● **WHAT YOU ARE ASKED TO DO**: Scan the entries for lines with the word "image" and copy those lines.

● **EXTRACTED MATERIAL**:
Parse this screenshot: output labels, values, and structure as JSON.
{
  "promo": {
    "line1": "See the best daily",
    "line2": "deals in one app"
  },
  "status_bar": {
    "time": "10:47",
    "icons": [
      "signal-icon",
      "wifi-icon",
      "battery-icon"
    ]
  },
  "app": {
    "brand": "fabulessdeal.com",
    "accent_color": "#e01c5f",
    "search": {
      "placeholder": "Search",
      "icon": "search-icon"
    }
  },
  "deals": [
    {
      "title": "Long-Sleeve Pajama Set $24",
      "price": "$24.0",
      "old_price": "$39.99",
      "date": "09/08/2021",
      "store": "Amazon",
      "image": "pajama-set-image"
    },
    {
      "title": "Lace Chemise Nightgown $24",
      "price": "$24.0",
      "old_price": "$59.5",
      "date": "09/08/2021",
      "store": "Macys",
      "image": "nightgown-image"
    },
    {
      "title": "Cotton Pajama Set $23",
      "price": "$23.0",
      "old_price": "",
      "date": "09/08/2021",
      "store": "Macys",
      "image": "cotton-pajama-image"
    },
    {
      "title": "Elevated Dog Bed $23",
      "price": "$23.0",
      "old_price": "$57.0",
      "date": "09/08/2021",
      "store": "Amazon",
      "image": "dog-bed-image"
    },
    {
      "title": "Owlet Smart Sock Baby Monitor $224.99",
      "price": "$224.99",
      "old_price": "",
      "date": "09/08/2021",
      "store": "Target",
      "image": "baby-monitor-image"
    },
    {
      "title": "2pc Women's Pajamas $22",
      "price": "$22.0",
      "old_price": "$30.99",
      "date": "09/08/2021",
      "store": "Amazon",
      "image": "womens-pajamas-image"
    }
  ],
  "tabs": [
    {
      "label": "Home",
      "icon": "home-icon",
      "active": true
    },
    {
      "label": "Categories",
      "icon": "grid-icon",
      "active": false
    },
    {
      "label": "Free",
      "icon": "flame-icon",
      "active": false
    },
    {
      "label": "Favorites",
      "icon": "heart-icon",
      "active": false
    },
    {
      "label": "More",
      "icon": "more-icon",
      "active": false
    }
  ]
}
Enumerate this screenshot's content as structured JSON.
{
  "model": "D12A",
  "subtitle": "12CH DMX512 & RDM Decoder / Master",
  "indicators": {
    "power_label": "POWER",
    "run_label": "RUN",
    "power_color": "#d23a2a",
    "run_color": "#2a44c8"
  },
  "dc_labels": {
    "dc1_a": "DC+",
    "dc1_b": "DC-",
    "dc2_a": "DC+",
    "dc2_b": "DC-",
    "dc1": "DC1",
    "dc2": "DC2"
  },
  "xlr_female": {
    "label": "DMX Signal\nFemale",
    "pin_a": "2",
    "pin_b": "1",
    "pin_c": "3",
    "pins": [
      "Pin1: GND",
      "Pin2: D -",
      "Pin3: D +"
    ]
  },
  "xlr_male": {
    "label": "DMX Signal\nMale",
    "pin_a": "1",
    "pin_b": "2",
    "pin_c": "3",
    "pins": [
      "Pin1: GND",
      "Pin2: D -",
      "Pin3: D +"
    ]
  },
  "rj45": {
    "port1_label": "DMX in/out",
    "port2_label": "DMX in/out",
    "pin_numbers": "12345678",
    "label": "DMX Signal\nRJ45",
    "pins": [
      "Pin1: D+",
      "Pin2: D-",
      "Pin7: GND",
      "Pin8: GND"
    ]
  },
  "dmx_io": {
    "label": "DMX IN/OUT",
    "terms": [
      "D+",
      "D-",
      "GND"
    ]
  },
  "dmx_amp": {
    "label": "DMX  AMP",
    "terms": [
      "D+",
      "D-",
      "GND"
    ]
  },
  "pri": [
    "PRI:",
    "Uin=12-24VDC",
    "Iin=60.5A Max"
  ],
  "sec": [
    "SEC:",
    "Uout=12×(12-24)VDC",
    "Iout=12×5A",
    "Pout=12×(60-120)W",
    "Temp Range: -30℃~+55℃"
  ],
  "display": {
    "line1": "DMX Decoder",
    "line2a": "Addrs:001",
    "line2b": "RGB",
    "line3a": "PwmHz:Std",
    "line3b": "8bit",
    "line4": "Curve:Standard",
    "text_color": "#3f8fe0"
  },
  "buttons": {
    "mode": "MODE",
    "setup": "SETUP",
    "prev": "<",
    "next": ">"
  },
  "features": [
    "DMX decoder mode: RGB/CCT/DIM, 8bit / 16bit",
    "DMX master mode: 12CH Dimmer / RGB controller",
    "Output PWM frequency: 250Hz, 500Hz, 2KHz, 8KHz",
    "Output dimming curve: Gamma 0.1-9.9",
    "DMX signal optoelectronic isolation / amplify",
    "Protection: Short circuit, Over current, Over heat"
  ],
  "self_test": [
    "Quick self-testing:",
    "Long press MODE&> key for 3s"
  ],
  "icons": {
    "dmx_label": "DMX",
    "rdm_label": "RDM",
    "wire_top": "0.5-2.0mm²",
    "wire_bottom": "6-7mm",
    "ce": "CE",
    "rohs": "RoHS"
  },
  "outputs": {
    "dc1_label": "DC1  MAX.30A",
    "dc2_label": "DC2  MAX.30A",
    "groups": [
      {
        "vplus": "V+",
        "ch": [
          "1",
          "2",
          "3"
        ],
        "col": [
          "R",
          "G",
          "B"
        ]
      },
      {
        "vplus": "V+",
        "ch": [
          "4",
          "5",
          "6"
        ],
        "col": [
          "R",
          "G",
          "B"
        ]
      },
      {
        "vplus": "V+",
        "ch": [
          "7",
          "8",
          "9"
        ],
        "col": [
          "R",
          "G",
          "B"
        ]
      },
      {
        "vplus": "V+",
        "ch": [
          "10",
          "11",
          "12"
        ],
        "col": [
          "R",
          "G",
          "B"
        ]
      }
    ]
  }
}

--

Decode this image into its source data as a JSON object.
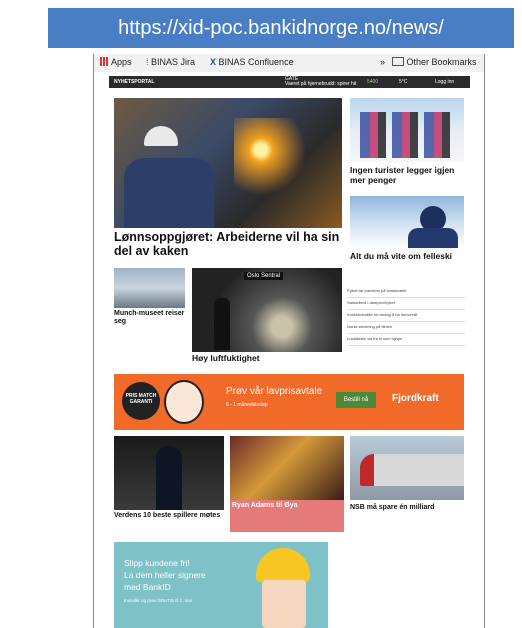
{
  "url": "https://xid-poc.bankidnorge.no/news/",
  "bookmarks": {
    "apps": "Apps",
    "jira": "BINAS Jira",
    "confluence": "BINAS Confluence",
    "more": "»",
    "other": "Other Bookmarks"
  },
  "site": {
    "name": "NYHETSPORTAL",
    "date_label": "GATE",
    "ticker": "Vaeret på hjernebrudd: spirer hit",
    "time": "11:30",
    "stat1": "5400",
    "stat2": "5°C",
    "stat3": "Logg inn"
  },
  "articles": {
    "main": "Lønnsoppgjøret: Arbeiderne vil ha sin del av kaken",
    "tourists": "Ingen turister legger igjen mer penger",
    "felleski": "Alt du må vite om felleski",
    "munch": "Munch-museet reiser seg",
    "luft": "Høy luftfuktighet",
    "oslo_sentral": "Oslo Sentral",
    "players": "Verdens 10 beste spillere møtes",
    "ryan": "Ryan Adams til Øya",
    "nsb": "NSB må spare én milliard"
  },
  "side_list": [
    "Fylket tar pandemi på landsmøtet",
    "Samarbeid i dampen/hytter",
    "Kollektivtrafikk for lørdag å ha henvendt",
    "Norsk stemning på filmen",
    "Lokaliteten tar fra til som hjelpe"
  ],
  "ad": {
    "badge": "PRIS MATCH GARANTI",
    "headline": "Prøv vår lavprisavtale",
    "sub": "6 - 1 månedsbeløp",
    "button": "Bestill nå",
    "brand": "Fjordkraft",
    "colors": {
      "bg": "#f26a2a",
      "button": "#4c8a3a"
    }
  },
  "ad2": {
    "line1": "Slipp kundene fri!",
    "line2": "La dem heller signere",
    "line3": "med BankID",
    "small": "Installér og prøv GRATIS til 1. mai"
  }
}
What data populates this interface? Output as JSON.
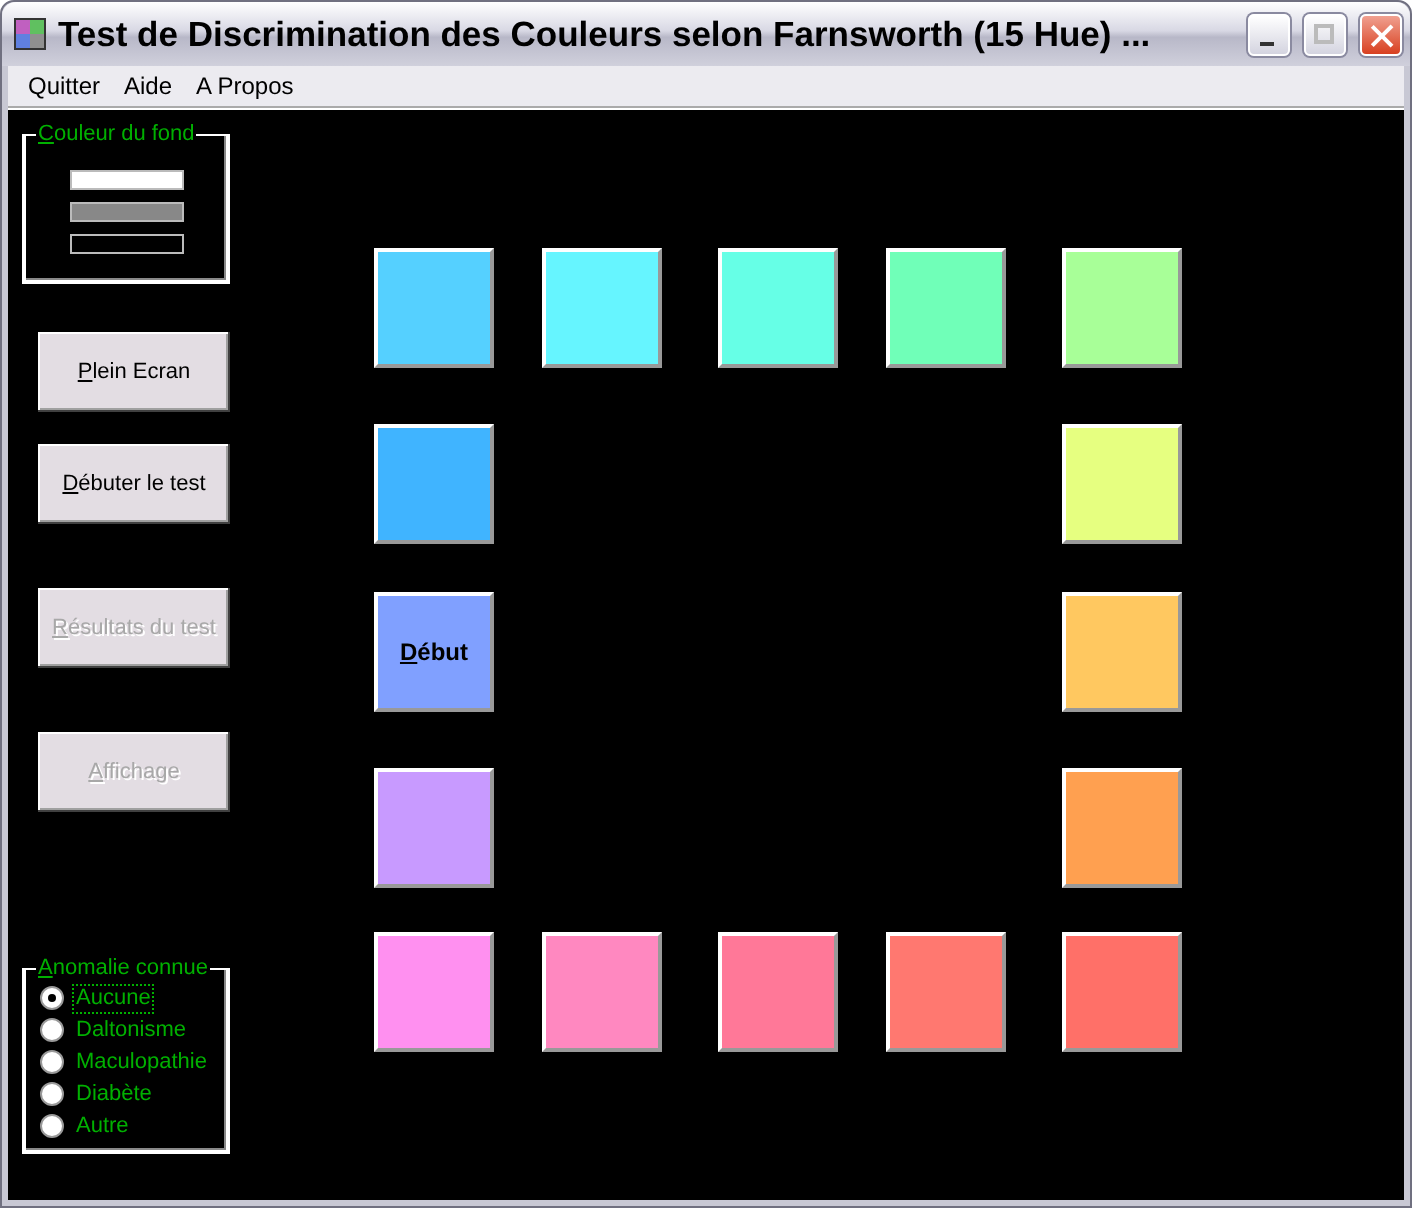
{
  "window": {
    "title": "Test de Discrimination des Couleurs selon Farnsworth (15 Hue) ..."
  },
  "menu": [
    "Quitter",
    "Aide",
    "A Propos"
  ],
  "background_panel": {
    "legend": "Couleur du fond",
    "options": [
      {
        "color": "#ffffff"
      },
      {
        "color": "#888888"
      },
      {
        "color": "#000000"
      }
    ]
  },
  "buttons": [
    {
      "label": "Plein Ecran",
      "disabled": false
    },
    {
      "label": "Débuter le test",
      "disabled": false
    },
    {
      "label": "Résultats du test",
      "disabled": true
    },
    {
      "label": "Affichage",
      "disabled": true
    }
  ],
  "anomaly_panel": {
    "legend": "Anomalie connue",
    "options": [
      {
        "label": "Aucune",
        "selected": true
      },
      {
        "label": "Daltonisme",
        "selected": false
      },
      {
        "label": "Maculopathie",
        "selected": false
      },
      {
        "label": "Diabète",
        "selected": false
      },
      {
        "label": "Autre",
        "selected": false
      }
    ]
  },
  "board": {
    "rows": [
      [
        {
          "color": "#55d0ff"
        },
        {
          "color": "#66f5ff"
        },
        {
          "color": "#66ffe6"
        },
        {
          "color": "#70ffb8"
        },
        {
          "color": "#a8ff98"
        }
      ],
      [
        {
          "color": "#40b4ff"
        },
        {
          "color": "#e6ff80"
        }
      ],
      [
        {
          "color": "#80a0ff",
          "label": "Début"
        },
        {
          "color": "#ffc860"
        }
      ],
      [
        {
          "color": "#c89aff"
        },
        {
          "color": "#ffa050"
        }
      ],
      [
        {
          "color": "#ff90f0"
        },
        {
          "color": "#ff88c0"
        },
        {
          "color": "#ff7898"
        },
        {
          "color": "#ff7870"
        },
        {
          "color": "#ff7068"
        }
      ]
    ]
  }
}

● **SOLUTION**:
      "image": "pajama-set-image"
      "image": "nightgown-image"
      "image": "cotton-pajama-image"
      "image": "dog-bed-image"
      "image": "baby-monitor-image"
      "image": "womens-pajamas-image"
Decode this image into its source data as a JSON object.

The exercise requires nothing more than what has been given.